During the Agent Orange litigation, 65,000 veterans reported that their children had been born with birth defects or developmental disabilities. Now veterans are also reporting that their grandchildren are affected. Yet, no government studies have been done on the association between the father’s exposure to Agent Orange and adverse outcomes in their children.
Since 1990, only Birth Defect Research for Children has collected data showing a pattern of birth defects and disabilities in the children of Vietnam veterans.
The Agent Orange Next Gen Campaign will draw attention to how many veterans’ families have been affected and raise funds to continue birth defect research.
Join the Vietnam Veterans of America Charles Kettle Chapter 31 in showing your support for the children and grandchildren of Vietnam Veterans affected by Agent Orange. Wear an Agent Orange Next Gen mask. For each $10 mask sold, a donation will go towards research connecting Agent Orange exposure to the birth defects and illnesses that veterans’ children and grandchildren are facing every day. Please help by ordering your mask today.
Agent Orange was an herbicide the American military used to clear leaves and other vegetation during the Vietnam War. More than 12 million gallons were sprayed in Vietnam, according to the Aspen Institute.
The name Agent Orange comes from the colored stripes on the 55-gallon drums it was kept in.
Reports of potential health problems due to Agent Orange exposure started emerging in the late 1970s. The herbicide has now been connected to dozens of health problems in United States veterans including:
- chronic lymphocytic leukemia (CLL)
- other forms of cancer
- Parkinson’s disease
The Red Cross, as reported by the Aspen Institute, also estimates more than 3 million Vietnamese people have developed health complications, including 150,000 birth defects, due to Agent Orange contamination.
In 2002Trusted Source, the U.S. Department of Veterans Affairs added CLL to the list of diseases linked to Agent Orange exposure.
Of the 195 veteransTrusted Source who were diagnosed with CLL from 2001 to 2010, a disproportional 17 percent were exposed to Agent Orange, according to a retrospective cohort study published in 2014.
Researchers have found that the average age of CLL diagnosis in people exposed to Agent Orange was 61 versus 72 for people who were not exposed.
VA’s claims process has undergone a tremendous positive evolution over the past eight years. It is now a ‘paperless’ system thanks to the Veterans Benefits Management System and the digitally based National Work Queue system. This evolution, led by VA’s dedicated claims teams across the country, resulted in a claims backlog of over 600,000 claims in 2012 fall below 100,000 by 2017.
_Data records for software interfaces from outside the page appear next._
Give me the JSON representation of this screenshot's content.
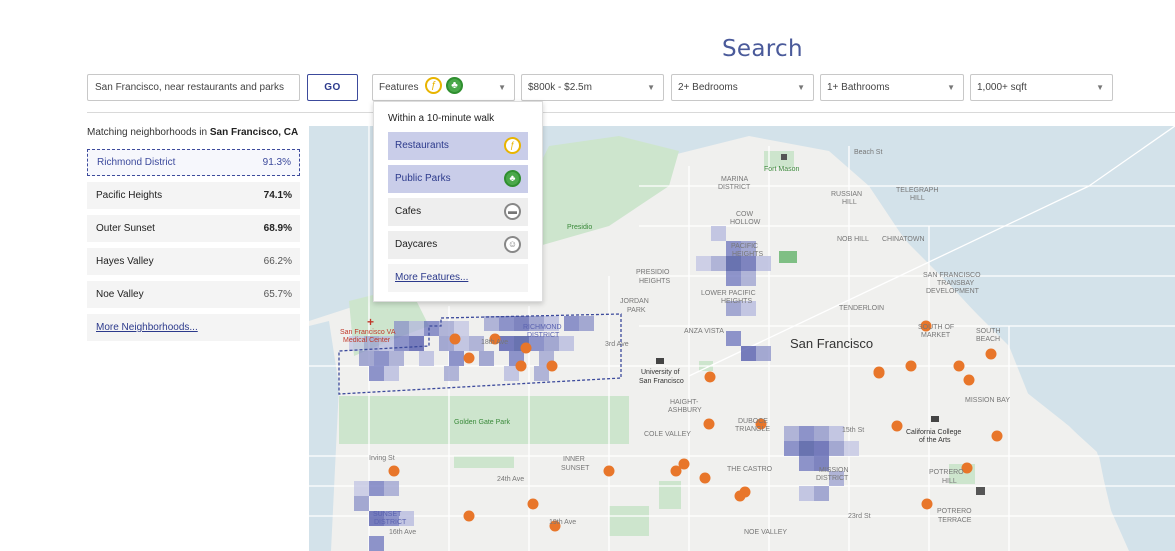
{
  "page": {
    "title": "Search"
  },
  "search": {
    "value": "San Francisco, near restaurants and parks",
    "go_label": "GO"
  },
  "filters": {
    "features_label": "Features",
    "price": "$800k - $2.5m",
    "bedrooms": "2+ Bedrooms",
    "bathrooms": "1+ Bathrooms",
    "sqft": "1,000+ sqft"
  },
  "features_dropdown": {
    "heading": "Within a 10-minute walk",
    "items": [
      {
        "label": "Restaurants",
        "icon": "fork-knife-icon",
        "selected": true
      },
      {
        "label": "Public Parks",
        "icon": "tree-icon",
        "selected": true
      },
      {
        "label": "Cafes",
        "icon": "coffee-cup-icon",
        "selected": false
      },
      {
        "label": "Daycares",
        "icon": "baby-icon",
        "selected": false
      }
    ],
    "more_label": "More Features..."
  },
  "neighborhoods": {
    "intro": "Matching neighborhoods in ",
    "city": "San Francisco, CA",
    "items": [
      {
        "name": "Richmond District",
        "score": "91.3%"
      },
      {
        "name": "Pacific Heights",
        "score": "74.1%"
      },
      {
        "name": "Outer Sunset",
        "score": "68.9%"
      },
      {
        "name": "Hayes Valley",
        "score": "66.2%"
      },
      {
        "name": "Noe Valley",
        "score": "65.7%"
      }
    ],
    "more_label": "More Neighborhoods..."
  },
  "map": {
    "city_label": "San Francisco",
    "labels": [
      "Beach St",
      "Fort Mason",
      "MARINA",
      "DISTRICT",
      "RUSSIAN",
      "HILL",
      "TELEGRAPH",
      "HILL",
      "COW",
      "HOLLOW",
      "NOB HILL",
      "CHINATOWN",
      "PACIFIC",
      "HEIGHTS",
      "PRESIDIO",
      "HEIGHTS",
      "JORDAN",
      "PARK",
      "LOWER PACIFIC",
      "HEIGHTS",
      "SAN FRANCISCO",
      "TRANSBAY",
      "DEVELOPMENT",
      "TENDERLOIN",
      "SOUTH OF",
      "MARKET",
      "SOUTH",
      "BEACH",
      "ANZA VISTA",
      "RICHMOND",
      "DISTRICT",
      "University of",
      "San Francisco",
      "HAIGHT-",
      "ASHBURY",
      "COLE VALLEY",
      "DUBOCE",
      "TRIANGLE",
      "MISSION BAY",
      "California College",
      "of the Arts",
      "POTRERO",
      "HILL",
      "THE CASTRO",
      "MISSION",
      "DISTRICT",
      "INNER",
      "SUNSET",
      "NOE VALLEY",
      "POTRERO",
      "TERRACE",
      "SUNSET",
      "DISTRICT",
      "San Francisco VA",
      "Medical Center",
      "Golden Gate Park",
      "Presidio",
      "Irving St",
      "24th Ave",
      "19th Ave",
      "18th Ave",
      "3rd Ave",
      "15th St",
      "23rd St",
      "16th Ave"
    ]
  },
  "colors": {
    "accent": "#3c4a9c",
    "pin": "#e8762a",
    "park": "#cfe6cf",
    "water": "#cfe0e8"
  }
}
VA defines backlog as the number of claims pending over 125 days.
Two events have occurred that will, however, result in significant claims backlog increases in the near term.
First, unprecedented claims processing delays caused by the COVID-19 pandemic has resulted in a current claims backlog of approximately 180,000, more than double its pre-COVID-19 backlog levels. After in-person work restrictions at the National Archives and Records Administration (NARA) caused a significant growth in the number of outstanding requests for military records, VA collaborated closely with (and continues to collaborate with) NARA to retrieve and scan records into VA’s electronic claims processing system. Mitigating these COVID delays will take more time.
Second, VA is beginning to now process claims related to two significant benefits changes for Veterans enacted by law and expect these new processes have an impact on VA’s ability to deliver benefits within 125 days.
The VA’s Board of Veterans’ Appeals has appointed 20 new veterans law judges to deliver more veterans appeals decisions — bringing the total to 113. Most of the new veterans law judges will arrive prior to the end of Fiscal Year 2021, with additional judges to be appointed in Fiscal Year 2022. The judges will receive extensive training from mentor judges to prepare them for their new responsibilities and will be supported by a cadre of attorney-advisors and professional staff as they adjudicate appeals.